**What is required**
Set down every record once more, exactly as given.

**Data extract**
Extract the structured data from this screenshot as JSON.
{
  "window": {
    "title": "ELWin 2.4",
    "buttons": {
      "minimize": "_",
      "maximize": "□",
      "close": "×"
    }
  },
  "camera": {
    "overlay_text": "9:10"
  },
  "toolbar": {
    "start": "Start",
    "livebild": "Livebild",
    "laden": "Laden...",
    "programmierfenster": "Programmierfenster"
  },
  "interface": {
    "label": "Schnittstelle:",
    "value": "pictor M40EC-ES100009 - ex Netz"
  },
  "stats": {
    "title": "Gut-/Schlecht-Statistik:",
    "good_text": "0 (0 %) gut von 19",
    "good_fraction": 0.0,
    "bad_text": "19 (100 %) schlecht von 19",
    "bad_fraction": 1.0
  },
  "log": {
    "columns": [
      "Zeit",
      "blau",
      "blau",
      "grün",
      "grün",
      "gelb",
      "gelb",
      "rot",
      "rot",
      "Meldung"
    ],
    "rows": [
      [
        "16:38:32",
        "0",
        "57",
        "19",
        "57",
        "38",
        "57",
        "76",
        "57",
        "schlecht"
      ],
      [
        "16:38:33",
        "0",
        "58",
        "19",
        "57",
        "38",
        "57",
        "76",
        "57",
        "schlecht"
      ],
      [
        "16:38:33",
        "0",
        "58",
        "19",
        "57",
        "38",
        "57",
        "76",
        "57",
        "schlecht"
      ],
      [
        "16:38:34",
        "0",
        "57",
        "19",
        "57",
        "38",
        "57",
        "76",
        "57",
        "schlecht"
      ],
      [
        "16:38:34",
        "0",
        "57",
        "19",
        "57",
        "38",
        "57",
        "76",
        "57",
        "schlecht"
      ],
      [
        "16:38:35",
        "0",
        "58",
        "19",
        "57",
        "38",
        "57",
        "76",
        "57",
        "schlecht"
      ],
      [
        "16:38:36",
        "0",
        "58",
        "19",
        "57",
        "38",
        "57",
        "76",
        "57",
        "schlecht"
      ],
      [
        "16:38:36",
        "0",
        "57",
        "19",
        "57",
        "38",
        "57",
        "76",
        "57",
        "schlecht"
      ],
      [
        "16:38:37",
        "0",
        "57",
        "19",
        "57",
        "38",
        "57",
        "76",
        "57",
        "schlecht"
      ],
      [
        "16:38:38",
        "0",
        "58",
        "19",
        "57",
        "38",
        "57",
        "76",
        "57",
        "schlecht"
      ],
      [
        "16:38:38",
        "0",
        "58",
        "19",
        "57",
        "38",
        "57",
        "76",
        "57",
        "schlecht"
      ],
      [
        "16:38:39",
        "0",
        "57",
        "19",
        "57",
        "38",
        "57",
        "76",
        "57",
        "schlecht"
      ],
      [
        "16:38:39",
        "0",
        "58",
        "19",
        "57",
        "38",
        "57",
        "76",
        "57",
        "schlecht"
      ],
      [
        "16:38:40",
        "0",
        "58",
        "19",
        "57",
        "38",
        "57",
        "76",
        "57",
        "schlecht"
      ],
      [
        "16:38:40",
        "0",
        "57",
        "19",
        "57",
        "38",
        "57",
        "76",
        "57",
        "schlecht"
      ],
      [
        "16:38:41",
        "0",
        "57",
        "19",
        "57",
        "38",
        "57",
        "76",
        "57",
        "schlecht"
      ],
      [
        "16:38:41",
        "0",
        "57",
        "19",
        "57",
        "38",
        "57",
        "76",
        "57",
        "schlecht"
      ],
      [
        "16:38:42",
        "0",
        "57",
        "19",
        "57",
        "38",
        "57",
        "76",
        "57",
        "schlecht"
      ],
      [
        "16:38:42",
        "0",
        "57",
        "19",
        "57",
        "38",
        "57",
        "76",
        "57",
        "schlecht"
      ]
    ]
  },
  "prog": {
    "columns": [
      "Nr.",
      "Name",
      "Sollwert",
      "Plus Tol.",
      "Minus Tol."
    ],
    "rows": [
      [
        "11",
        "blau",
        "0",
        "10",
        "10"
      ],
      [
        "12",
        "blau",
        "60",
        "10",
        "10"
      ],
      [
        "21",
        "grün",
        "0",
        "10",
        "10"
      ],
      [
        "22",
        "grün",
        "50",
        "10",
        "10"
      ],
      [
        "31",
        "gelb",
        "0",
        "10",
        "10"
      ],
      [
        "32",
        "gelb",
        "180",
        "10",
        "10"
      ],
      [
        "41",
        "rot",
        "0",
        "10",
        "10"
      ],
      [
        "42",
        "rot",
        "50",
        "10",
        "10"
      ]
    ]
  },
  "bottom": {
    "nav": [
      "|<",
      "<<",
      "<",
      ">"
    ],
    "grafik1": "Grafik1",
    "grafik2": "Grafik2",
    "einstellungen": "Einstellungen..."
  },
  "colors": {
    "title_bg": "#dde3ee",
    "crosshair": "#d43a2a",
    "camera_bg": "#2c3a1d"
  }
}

**Solution to this task**
Extract the structured data from this screenshot as JSON.
{
  "window": {
    "title": "ELWin 2.4",
    "buttons": {
      "minimize": "_",
      "maximize": "□",
      "close": "×"
    }
  },
  "camera": {
    "overlay_text": "9:10"
  },
  "toolbar": {
    "start": "Start",
    "livebild": "Livebild",
    "laden": "Laden...",
    "programmierfenster": "Programmierfenster"
  },
  "interface": {
    "label": "Schnittstelle:",
    "value": "pictor M40EC-ES100009 - ex Netz"
  },
  "stats": {
    "title": "Gut-/Schlecht-Statistik:",
    "good_text": "0 (0 %) gut von 19",
    "good_fraction": 0.0,
    "bad_text": "19 (100 %) schlecht von 19",
    "bad_fraction": 1.0
  },
  "log": {
    "columns": [
      "Zeit",
      "blau",
      "blau",
      "grün",
      "grün",
      "gelb",
      "gelb",
      "rot",
      "rot",
      "Meldung"
    ],
    "rows": [
      [
        "16:38:32",
        "0",
        "57",
        "19",
        "57",
        "38",
        "57",
        "76",
        "57",
        "schlecht"
      ],
      [
        "16:38:33",
        "0",
        "58",
        "19",
        "57",
        "38",
        "57",
        "76",
        "57",
        "schlecht"
      ],
      [
        "16:38:33",
        "0",
        "58",
        "19",
        "57",
        "38",
        "57",
        "76",
        "57",
        "schlecht"
      ],
      [
        "16:38:34",
        "0",
        "57",
        "19",
        "57",
        "38",
        "57",
        "76",
        "57",
        "schlecht"
      ],
      [
        "16:38:34",
        "0",
        "57",
        "19",
        "57",
        "38",
        "57",
        "76",
        "57",
        "schlecht"
      ],
      [
        "16:38:35",
        "0",
        "58",
        "19",
        "57",
        "38",
        "57",
        "76",
        "57",
        "schlecht"
      ],
      [
        "16:38:36",
        "0",
        "58",
        "19",
        "57",
        "38",
        "57",
        "76",
        "57",
        "schlecht"
      ],
      [
        "16:38:36",
        "0",
        "57",
        "19",
        "57",
        "38",
        "57",
        "76",
        "57",
        "schlecht"
      ],
      [
        "16:38:37",
        "0",
        "57",
        "19",
        "57",
        "38",
        "57",
        "76",
        "57",
        "schlecht"
      ],
      [
        "16:38:38",
        "0",
        "58",
        "19",
        "57",
        "38",
        "57",
        "76",
        "57",
        "schlecht"
      ],
      [
        "16:38:38",
        "0",
        "58",
        "19",
        "57",
        "38",
        "57",
        "76",
        "57",
        "schlecht"
      ],
      [
        "16:38:39",
        "0",
        "57",
        "19",
        "57",
        "38",
        "57",
        "76",
        "57",
        "schlecht"
      ],
      [
        "16:38:39",
        "0",
        "58",
        "19",
        "57",
        "38",
        "57",
        "76",
        "57",
        "schlecht"
      ],
      [
        "16:38:40",
        "0",
        "58",
        "19",
        "57",
        "38",
        "57",
        "76",
        "57",
        "schlecht"
      ],
      [
        "16:38:40",
        "0",
        "57",
        "19",
        "57",
        "38",
        "57",
        "76",
        "57",
        "schlecht"
      ],
      [
        "16:38:41",
        "0",
        "57",
        "19",
        "57",
        "38",
        "57",
        "76",
        "57",
        "schlecht"
      ],
      [
        "16:38:41",
        "0",
        "57",
        "19",
        "57",
        "38",
        "57",
        "76",
        "57",
        "schlecht"
      ],
      [
        "16:38:42",
        "0",
        "57",
        "19",
        "57",
        "38",
        "57",
        "76",
        "57",
        "schlecht"
      ],
      [
        "16:38:42",
        "0",
        "57",
        "19",
        "57",
        "38",
        "57",
        "76",
        "57",
        "schlecht"
      ]
    ]
  },
  "prog": {
    "columns": [
      "Nr.",
      "Name",
      "Sollwert",
      "Plus Tol.",
      "Minus Tol."
    ],
    "rows": [
      [
        "11",
        "blau",
        "0",
        "10",
        "10"
      ],
      [
        "12",
        "blau",
        "60",
        "10",
        "10"
      ],
      [
        "21",
        "grün",
        "0",
        "10",
        "10"
      ],
      [
        "22",
        "grün",
        "50",
        "10",
        "10"
      ],
      [
        "31",
        "gelb",
        "0",
        "10",
        "10"
      ],
      [
        "32",
        "gelb",
        "180",
        "10",
        "10"
      ],
      [
        "41",
        "rot",
        "0",
        "10",
        "10"
      ],
      [
        "42",
        "rot",
        "50",
        "10",
        "10"
      ]
    ]
  },
  "bottom": {
    "nav": [
      "|<",
      "<<",
      "<",
      ">"
    ],
    "grafik1": "Grafik1",
    "grafik2": "Grafik2",
    "einstellungen": "Einstellungen..."
  },
  "colors": {
    "title_bg": "#dde3ee",
    "crosshair": "#d43a2a",
    "camera_bg": "#2c3a1d"
  }
}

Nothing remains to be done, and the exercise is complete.